Collected data entries:
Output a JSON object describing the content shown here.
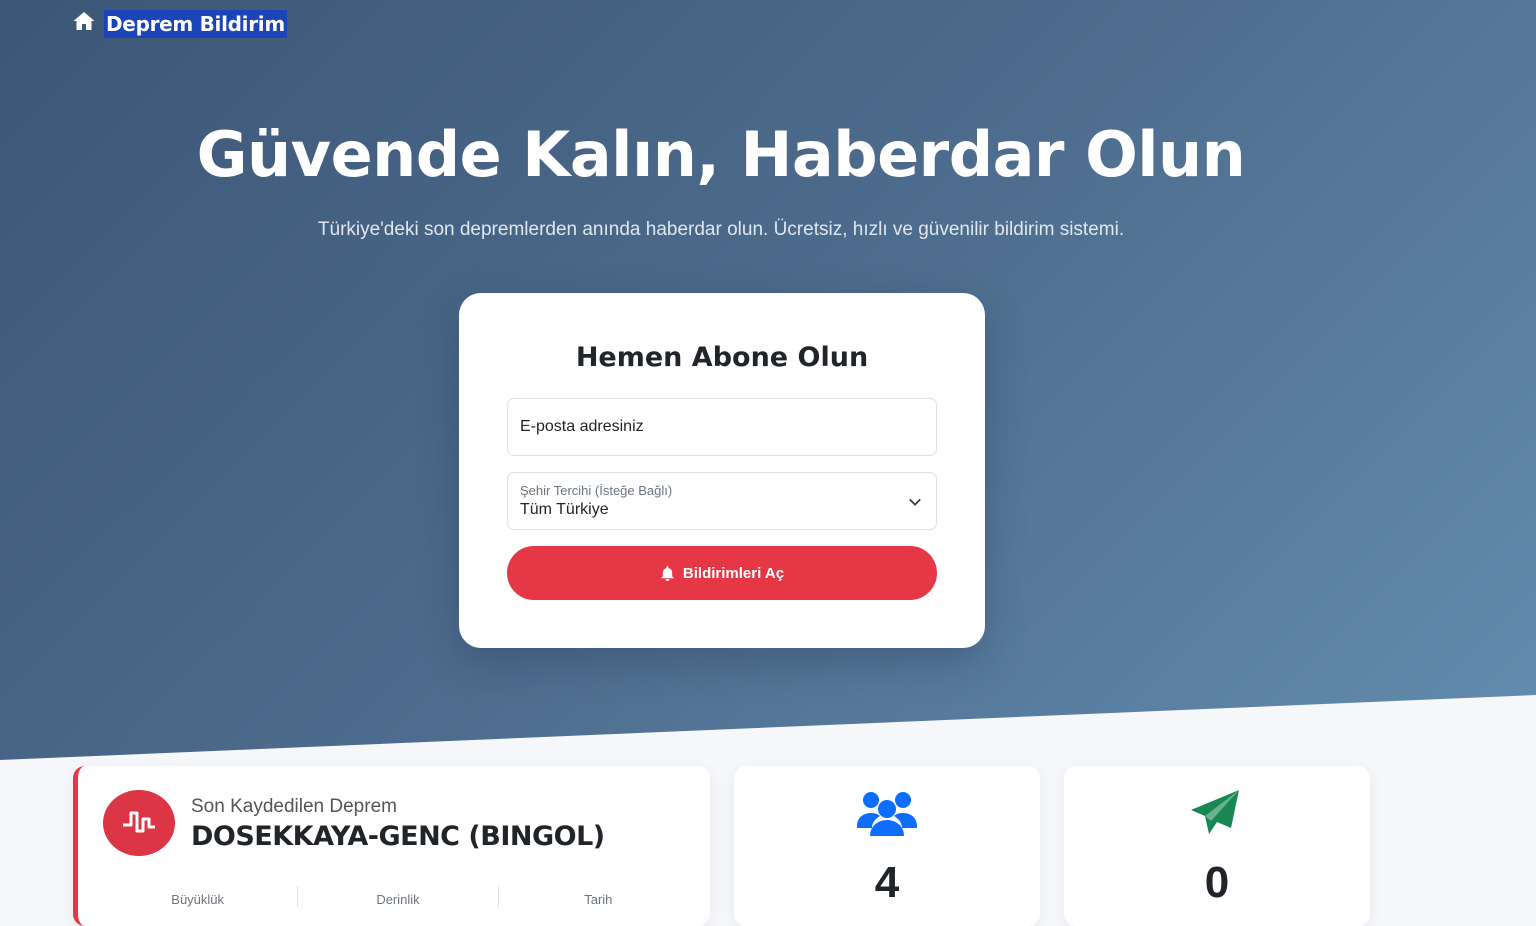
{
  "nav": {
    "brand": "Deprem Bildirim",
    "icon": "home-icon"
  },
  "hero": {
    "title": "Güvende Kalın, Haberdar Olun",
    "subtitle": "Türkiye'deki son depremlerden anında haberdar olun. Ücretsiz, hızlı ve güvenilir bildirim sistemi."
  },
  "subscribe": {
    "title": "Hemen Abone Olun",
    "email_placeholder": "E-posta adresiniz",
    "city_label": "Şehir Tercihi (İsteğe Bağlı)",
    "city_value": "Tüm Türkiye",
    "button_label": "Bildirimleri Aç"
  },
  "latest_quake": {
    "label": "Son Kaydedilen Deprem",
    "location": "DOSEKKAYA-GENC (BINGOL)",
    "stats": [
      "Büyüklük",
      "Derinlik",
      "Tarih"
    ]
  },
  "stats": {
    "subscribers": "4",
    "sent": "0"
  },
  "colors": {
    "accent": "#e63746",
    "brand_highlight": "#1a44b8",
    "users_icon": "#0d6efd",
    "send_icon": "#198754"
  }
}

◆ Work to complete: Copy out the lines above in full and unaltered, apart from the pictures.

◆ Answer space:
Output a JSON object describing the content shown here.
{
  "nav": {
    "brand": "Deprem Bildirim",
    "icon": "home-icon"
  },
  "hero": {
    "title": "Güvende Kalın, Haberdar Olun",
    "subtitle": "Türkiye'deki son depremlerden anında haberdar olun. Ücretsiz, hızlı ve güvenilir bildirim sistemi."
  },
  "subscribe": {
    "title": "Hemen Abone Olun",
    "email_placeholder": "E-posta adresiniz",
    "city_label": "Şehir Tercihi (İsteğe Bağlı)",
    "city_value": "Tüm Türkiye",
    "button_label": "Bildirimleri Aç"
  },
  "latest_quake": {
    "label": "Son Kaydedilen Deprem",
    "location": "DOSEKKAYA-GENC (BINGOL)",
    "stats": [
      "Büyüklük",
      "Derinlik",
      "Tarih"
    ]
  },
  "stats": {
    "subscribers": "4",
    "sent": "0"
  },
  "colors": {
    "accent": "#e63746",
    "brand_highlight": "#1a44b8",
    "users_icon": "#0d6efd",
    "send_icon": "#198754"
  }
}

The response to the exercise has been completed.